On the piston’s compression stroke, the volume within the cylinder decreases, raising the pressure of the collected air. This increase in pressure opens the outlet valve, causing compressed high-pressure air to flow out of the cylinder into a storage tank.
Reciprocating air compressors differ from other types of compressing mechanisms in that the flow is highly controlled. The volumetric flow rate is simply the volume of the cylindrical chamber multiplied by the piston stroke rate. In other words, the throughput of a reciprocating compressor is solely dependent on the displacement mechanism (the piston, shaft, and crankshaft). This characteristic is extremely beneficial from an automation and control standpoint.
Common Questions About Reciprocating Compressors
Can a reciprocating compressor run backward?
Generally, if the direction of a reciprocating compressor is reversed, there will be no adverse effect on the compressibility factor and air discharge/suction capacity. Lubrication, however, may become an issue. For splash-lubricated pumps, positive pressure will simply be generated at the inlet filter while a vacuum will be created at the discharge.
Can you replace a reciprocating compressor with a scroll?
A scroll compressor, also known as a scroll pump, uses two interweaving spiral-shaped vanes to compress and pressurize fluids. One scroll remains fixed, while the other orbits within it in an eccentric manner, trapping and compressing pockets of fluid between the scrolls. Generally, scroll and reciprocating compressors are interchangeable. However, specific tubing, mounting, and other modifications will need to be done by a professional.
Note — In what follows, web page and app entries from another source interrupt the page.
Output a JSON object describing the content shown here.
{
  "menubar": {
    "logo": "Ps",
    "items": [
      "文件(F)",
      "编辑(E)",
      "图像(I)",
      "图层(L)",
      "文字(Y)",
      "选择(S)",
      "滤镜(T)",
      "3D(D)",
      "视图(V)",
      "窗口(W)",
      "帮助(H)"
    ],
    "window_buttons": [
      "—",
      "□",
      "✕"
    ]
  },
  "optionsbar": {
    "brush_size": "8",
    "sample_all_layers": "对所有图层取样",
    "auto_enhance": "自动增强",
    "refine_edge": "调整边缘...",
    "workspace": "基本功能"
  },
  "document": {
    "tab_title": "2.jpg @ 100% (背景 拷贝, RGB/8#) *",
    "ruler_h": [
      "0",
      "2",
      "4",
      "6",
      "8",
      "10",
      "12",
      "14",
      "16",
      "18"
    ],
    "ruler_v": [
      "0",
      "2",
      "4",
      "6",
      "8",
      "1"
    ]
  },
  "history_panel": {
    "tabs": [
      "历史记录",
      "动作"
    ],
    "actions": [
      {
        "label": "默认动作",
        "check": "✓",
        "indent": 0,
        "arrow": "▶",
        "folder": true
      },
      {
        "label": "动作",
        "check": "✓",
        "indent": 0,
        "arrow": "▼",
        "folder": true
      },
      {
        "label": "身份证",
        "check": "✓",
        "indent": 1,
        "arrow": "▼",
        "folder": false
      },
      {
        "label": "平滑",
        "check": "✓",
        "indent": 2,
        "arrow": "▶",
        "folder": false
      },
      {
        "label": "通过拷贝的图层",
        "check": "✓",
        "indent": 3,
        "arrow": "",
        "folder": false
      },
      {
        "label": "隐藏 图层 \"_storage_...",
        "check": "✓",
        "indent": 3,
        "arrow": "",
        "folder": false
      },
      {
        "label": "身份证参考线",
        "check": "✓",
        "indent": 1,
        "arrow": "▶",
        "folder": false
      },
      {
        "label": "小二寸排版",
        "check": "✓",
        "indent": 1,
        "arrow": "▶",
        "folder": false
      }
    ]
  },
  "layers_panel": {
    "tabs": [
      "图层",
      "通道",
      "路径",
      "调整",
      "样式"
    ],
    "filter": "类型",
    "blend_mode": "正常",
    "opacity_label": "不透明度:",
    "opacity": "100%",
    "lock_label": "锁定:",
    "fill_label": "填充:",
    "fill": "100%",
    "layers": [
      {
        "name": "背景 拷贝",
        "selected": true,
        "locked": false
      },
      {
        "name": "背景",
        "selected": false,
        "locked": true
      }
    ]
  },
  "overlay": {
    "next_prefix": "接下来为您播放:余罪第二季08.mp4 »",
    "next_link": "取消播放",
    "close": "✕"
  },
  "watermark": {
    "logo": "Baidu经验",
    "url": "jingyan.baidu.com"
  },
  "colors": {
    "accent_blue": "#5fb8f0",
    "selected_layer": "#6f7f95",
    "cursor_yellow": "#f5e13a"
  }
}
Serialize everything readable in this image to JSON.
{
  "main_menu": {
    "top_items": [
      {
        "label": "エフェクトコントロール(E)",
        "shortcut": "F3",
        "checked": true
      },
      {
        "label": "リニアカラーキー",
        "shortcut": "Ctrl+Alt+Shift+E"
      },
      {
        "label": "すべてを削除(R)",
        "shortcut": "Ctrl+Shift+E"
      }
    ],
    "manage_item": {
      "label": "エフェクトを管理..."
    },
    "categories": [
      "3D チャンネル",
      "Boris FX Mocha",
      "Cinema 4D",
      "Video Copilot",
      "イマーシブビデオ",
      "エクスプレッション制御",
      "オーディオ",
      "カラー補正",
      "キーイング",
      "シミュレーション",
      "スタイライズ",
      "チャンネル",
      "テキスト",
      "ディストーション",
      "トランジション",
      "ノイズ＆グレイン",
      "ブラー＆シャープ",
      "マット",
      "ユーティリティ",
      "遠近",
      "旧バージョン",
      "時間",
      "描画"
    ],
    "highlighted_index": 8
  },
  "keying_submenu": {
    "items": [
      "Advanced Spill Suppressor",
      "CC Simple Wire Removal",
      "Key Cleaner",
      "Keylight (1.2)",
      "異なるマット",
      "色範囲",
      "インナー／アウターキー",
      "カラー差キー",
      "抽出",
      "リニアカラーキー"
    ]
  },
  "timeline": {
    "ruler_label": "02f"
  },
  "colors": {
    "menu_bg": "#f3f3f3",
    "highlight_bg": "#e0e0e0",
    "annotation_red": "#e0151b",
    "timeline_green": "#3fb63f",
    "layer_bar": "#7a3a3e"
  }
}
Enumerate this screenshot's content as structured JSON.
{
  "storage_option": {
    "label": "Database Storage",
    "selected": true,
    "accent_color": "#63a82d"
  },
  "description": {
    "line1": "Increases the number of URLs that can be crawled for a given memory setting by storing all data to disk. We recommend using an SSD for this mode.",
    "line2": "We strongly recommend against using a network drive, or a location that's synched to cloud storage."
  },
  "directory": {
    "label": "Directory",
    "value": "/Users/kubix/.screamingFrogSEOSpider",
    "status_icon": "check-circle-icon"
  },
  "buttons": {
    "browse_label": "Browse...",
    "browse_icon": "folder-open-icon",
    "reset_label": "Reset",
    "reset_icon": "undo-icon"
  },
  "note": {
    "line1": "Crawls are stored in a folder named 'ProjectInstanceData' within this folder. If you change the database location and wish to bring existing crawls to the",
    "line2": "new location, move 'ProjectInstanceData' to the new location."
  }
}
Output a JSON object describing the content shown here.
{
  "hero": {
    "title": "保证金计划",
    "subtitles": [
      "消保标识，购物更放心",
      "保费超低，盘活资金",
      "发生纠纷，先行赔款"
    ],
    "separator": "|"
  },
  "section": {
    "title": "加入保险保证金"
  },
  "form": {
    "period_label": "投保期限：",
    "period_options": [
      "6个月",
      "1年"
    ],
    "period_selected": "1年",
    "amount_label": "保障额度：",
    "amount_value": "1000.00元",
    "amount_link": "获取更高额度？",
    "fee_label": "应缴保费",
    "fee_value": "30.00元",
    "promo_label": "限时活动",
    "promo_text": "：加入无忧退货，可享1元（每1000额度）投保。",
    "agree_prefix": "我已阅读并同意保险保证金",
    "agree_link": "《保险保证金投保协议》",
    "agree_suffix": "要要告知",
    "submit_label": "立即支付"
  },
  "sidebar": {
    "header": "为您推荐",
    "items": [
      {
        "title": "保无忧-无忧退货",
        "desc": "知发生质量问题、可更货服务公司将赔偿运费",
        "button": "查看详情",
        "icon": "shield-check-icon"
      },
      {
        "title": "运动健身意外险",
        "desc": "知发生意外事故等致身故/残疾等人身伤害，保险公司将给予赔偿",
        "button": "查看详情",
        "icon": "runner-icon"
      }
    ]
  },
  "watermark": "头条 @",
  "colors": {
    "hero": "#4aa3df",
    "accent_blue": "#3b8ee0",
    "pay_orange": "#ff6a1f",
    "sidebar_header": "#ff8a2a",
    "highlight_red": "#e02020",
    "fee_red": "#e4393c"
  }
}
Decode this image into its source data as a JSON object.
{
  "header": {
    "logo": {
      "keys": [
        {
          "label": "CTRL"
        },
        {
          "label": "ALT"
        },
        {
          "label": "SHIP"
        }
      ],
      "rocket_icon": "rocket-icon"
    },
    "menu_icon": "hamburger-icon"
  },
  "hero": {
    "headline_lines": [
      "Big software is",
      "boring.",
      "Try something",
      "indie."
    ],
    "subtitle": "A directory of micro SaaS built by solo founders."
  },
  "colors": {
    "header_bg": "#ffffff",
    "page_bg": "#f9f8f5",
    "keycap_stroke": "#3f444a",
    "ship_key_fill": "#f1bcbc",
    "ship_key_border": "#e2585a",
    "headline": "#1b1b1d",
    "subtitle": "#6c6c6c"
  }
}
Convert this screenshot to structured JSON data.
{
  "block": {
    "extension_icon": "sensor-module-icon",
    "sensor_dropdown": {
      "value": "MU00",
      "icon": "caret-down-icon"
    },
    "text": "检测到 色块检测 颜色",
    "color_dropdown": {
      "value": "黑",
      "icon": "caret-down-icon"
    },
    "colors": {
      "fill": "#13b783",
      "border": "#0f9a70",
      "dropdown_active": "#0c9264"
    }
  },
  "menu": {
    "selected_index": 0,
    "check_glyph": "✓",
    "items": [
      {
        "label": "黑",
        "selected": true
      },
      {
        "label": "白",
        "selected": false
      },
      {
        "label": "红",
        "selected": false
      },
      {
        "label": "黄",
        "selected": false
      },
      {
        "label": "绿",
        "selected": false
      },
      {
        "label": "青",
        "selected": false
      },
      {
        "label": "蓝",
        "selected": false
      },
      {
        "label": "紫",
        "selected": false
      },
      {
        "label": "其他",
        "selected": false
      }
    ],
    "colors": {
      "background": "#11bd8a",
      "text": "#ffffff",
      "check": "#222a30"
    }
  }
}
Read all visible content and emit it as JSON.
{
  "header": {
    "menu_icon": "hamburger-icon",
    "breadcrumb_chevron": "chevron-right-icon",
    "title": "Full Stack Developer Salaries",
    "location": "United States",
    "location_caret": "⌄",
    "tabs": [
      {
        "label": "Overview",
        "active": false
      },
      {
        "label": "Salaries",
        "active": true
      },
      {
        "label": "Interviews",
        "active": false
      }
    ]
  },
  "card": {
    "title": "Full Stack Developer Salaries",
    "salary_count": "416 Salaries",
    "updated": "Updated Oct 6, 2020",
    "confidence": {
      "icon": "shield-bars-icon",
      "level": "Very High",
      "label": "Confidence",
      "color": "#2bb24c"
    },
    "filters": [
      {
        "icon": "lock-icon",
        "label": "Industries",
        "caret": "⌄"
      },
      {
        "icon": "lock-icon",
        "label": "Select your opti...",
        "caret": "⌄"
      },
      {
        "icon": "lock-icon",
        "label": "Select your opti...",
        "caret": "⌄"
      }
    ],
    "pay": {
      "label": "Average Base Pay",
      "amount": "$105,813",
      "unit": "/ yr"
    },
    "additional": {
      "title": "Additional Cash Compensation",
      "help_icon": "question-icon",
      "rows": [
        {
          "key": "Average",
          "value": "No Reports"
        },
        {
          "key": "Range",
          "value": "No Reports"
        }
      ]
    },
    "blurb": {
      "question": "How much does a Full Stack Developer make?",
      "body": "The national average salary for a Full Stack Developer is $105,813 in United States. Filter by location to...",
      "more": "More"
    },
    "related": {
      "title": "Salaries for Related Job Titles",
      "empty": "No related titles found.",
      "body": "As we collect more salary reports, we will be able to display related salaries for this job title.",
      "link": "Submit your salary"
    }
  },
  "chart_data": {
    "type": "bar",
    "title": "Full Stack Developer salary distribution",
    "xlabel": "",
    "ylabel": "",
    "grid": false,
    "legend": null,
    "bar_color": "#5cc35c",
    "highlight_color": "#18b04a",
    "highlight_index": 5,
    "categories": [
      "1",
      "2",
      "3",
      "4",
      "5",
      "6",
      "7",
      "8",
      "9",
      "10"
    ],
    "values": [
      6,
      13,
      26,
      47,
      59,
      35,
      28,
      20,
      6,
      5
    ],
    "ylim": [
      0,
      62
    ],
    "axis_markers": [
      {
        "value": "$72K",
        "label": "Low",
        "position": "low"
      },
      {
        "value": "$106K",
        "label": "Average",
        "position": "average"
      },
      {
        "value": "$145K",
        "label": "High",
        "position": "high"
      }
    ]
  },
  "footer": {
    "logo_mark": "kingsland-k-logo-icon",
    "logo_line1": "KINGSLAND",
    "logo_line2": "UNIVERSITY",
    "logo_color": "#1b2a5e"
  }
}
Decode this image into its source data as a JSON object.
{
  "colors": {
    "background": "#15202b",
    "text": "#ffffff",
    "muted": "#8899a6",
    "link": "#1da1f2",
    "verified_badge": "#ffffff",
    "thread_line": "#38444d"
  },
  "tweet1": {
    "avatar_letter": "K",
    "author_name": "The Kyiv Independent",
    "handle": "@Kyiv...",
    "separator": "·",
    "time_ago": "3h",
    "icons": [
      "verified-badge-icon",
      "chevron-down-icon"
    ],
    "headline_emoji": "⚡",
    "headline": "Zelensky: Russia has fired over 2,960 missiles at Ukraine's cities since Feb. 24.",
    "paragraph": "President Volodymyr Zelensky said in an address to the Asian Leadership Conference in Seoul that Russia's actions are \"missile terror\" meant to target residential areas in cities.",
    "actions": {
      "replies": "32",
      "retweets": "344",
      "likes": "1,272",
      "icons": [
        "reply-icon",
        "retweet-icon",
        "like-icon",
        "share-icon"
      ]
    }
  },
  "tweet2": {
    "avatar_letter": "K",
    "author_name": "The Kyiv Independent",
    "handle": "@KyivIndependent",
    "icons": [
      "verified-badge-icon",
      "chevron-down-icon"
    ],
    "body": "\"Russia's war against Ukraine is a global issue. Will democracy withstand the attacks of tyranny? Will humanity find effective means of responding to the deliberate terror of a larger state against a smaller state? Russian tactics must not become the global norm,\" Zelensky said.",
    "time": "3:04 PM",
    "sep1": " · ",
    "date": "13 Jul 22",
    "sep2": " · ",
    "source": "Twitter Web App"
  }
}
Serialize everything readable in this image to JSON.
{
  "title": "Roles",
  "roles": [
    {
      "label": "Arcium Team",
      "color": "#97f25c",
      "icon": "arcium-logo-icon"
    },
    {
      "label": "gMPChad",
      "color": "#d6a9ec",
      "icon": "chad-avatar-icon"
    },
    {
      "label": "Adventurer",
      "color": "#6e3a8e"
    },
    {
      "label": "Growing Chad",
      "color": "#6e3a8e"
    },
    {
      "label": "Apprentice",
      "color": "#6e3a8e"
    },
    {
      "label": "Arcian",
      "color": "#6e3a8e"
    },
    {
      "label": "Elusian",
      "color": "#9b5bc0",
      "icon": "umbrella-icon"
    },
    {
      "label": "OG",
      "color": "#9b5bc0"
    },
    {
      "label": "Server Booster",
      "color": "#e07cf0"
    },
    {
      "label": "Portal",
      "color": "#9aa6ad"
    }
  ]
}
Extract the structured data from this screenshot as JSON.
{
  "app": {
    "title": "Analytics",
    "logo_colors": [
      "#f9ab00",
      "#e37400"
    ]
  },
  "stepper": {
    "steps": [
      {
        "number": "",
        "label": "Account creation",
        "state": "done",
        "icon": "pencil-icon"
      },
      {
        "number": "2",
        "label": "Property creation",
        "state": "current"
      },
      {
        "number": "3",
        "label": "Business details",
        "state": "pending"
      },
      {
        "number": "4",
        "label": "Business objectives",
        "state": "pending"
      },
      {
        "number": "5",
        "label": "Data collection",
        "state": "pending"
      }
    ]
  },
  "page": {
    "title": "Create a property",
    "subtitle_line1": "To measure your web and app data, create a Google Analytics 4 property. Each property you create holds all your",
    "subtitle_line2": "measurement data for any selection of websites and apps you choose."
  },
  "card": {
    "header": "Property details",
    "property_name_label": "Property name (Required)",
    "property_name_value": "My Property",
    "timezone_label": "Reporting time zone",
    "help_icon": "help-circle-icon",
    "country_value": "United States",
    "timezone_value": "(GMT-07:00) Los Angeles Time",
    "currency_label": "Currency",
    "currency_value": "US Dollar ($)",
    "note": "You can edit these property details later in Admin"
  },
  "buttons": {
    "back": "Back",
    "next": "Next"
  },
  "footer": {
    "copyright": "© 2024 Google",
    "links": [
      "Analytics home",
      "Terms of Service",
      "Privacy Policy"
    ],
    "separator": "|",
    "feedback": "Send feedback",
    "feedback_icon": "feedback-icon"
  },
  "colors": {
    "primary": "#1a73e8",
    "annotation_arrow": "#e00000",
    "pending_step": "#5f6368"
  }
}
Which compressor is better? Rotary or reciprocating?
In terms of compression efficiency, reciprocating compressors are marginally more efficient than rotary compressors. For the same amount of air, a reciprocating pump can use 5% to 10% less energy than its rotary counterpart. On the downside, reciprocating pumps can be more expensive and require more maintenance.
Reciprocating Compressors from Energy Machinery
Reciprocating compressors are simple, yet highly efficient devices. They can be found in several industries, including manufacturing, food production, agriculture, pharmaceutical, and construction.
At Energy Machinery, we provide a wide variety of reciprocating compressors for a broad range of applications. If you would like to learn more about our compressor equipment, request a quote from us today!